- **Your task**
Could you count how many lines of the data include "tables" and answer with the number only?

- **Information supplied**
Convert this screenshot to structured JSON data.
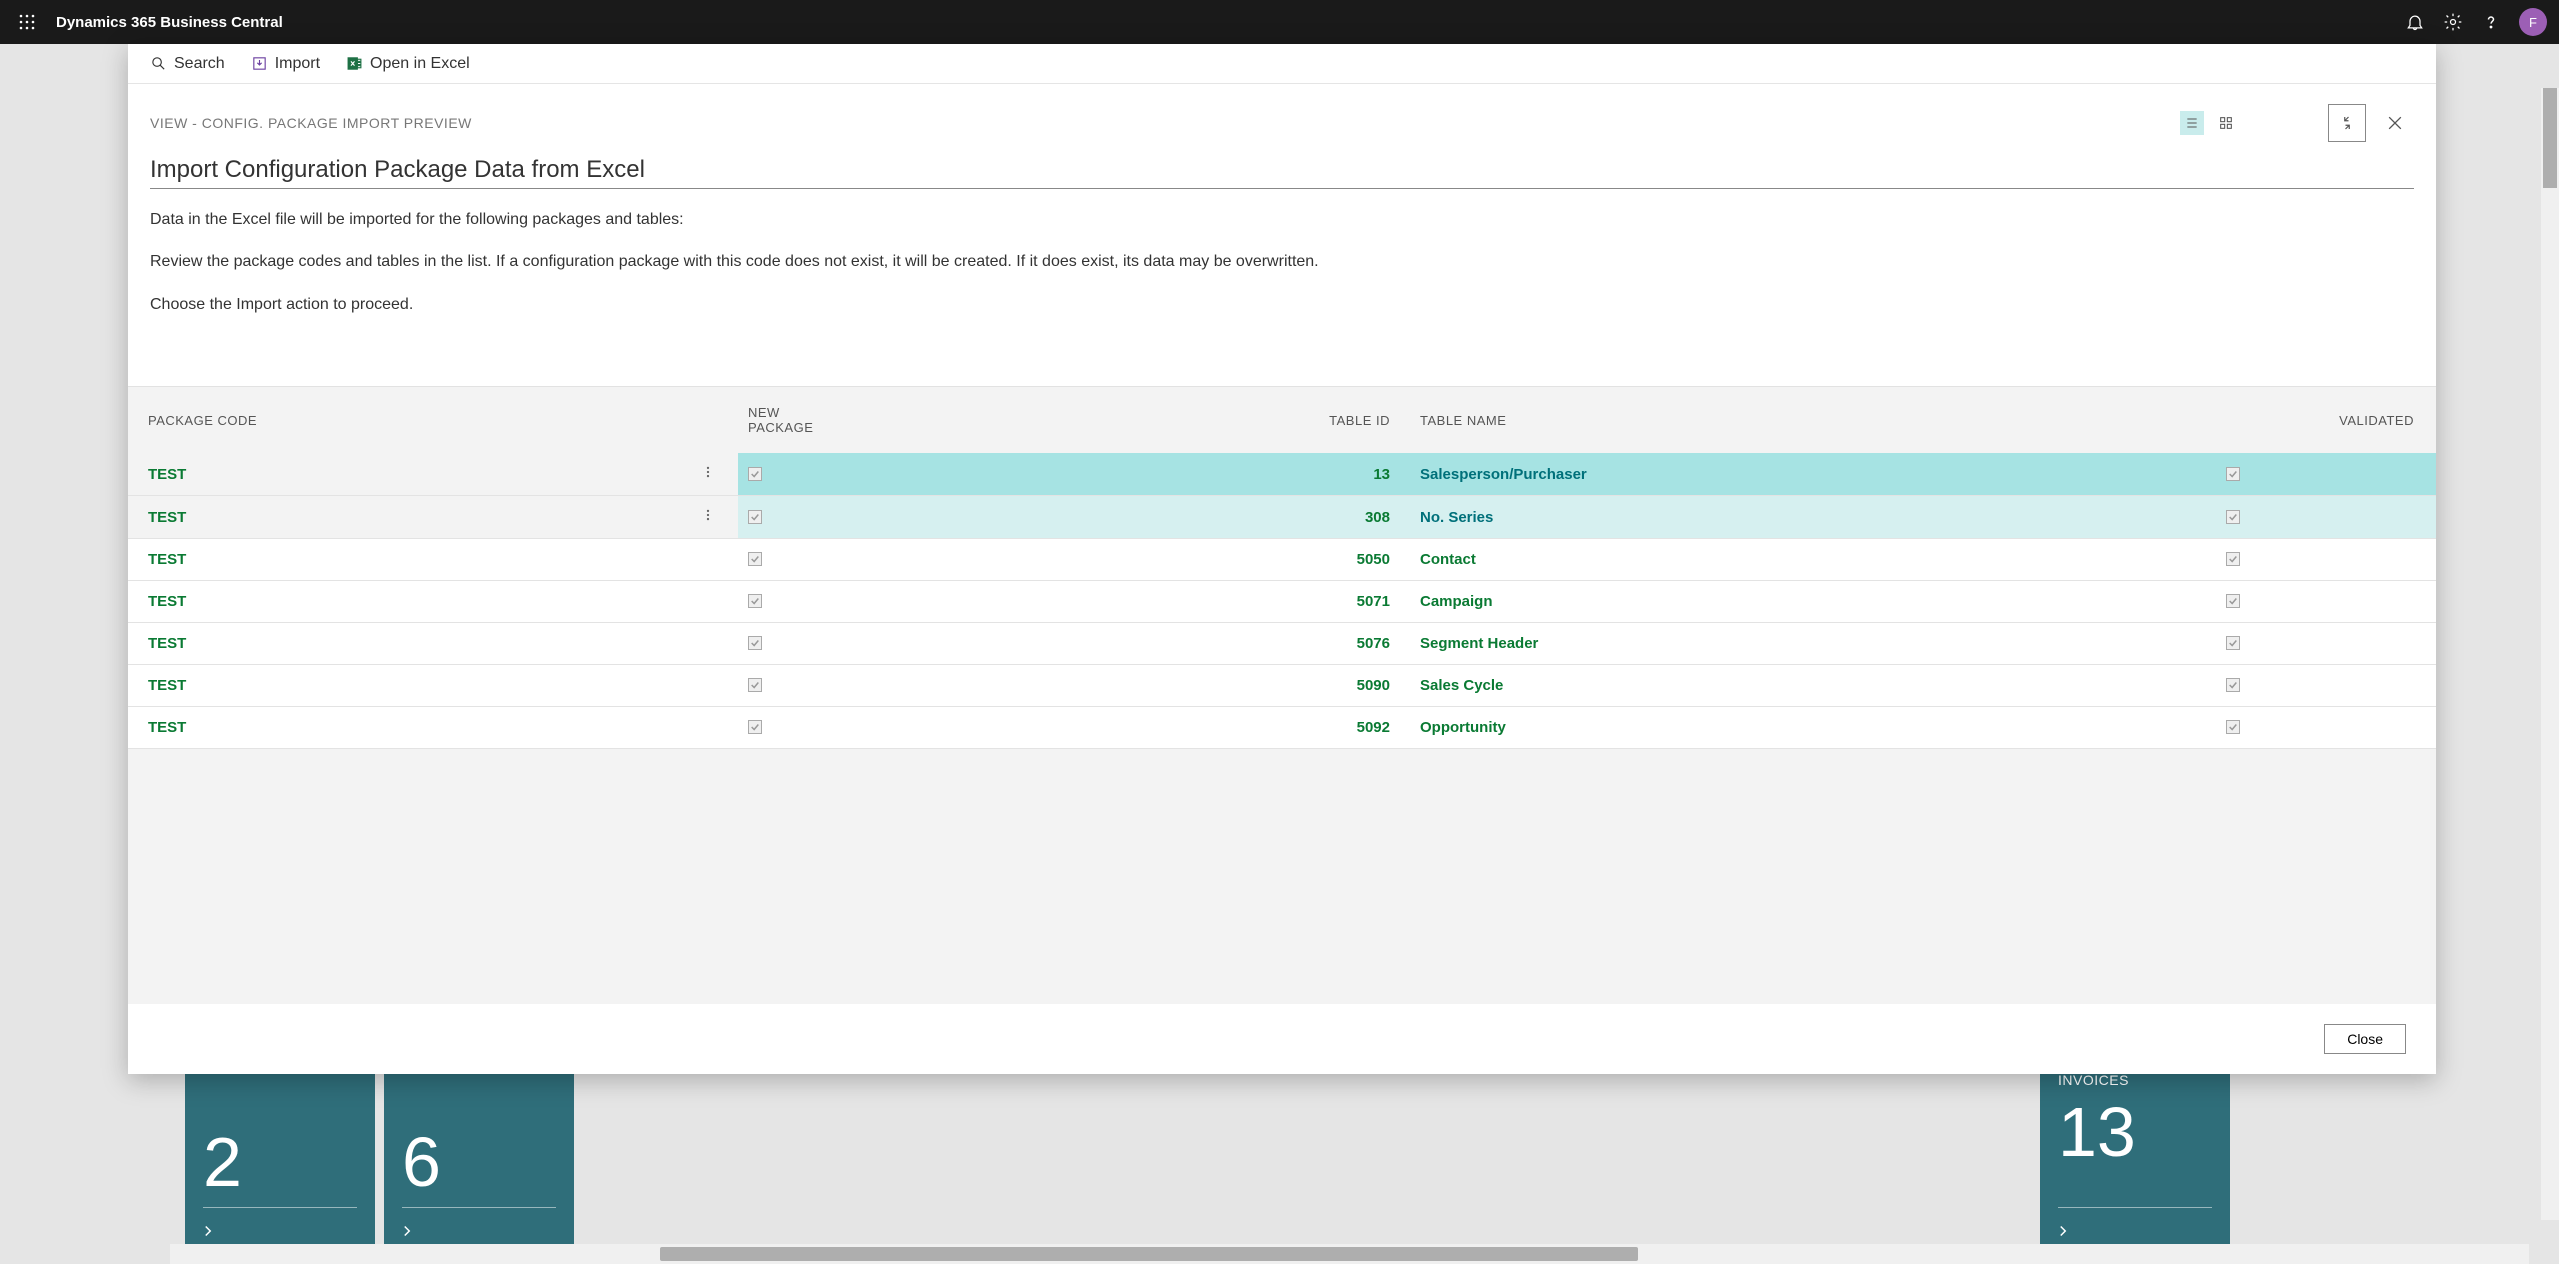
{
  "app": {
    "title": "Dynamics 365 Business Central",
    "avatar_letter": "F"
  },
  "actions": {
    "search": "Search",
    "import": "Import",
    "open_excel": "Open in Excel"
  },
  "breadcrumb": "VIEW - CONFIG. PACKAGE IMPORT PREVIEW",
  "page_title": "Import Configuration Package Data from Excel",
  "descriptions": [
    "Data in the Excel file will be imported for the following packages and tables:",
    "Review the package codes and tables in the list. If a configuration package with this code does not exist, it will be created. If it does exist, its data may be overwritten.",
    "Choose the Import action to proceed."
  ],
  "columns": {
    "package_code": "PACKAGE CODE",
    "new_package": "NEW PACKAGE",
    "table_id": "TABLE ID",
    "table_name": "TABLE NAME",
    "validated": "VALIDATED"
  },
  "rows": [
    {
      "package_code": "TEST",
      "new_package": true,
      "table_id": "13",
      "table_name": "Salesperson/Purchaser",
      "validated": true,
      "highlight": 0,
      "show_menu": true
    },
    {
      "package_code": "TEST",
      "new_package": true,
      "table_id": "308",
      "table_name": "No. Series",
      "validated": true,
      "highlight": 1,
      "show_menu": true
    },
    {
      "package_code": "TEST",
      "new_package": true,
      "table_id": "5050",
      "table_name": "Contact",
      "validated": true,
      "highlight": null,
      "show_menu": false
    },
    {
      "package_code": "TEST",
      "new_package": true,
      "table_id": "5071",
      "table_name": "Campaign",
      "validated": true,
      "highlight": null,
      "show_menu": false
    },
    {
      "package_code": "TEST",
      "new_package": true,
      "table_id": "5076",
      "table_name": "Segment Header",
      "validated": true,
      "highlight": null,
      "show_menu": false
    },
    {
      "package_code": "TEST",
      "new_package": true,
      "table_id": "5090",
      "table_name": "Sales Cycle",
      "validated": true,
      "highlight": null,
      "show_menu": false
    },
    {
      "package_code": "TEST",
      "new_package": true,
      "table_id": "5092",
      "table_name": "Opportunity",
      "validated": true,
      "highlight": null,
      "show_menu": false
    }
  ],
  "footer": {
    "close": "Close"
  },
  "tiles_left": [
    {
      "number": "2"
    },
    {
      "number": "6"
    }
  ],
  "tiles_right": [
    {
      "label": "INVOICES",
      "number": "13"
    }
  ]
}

- **Solved problem**
2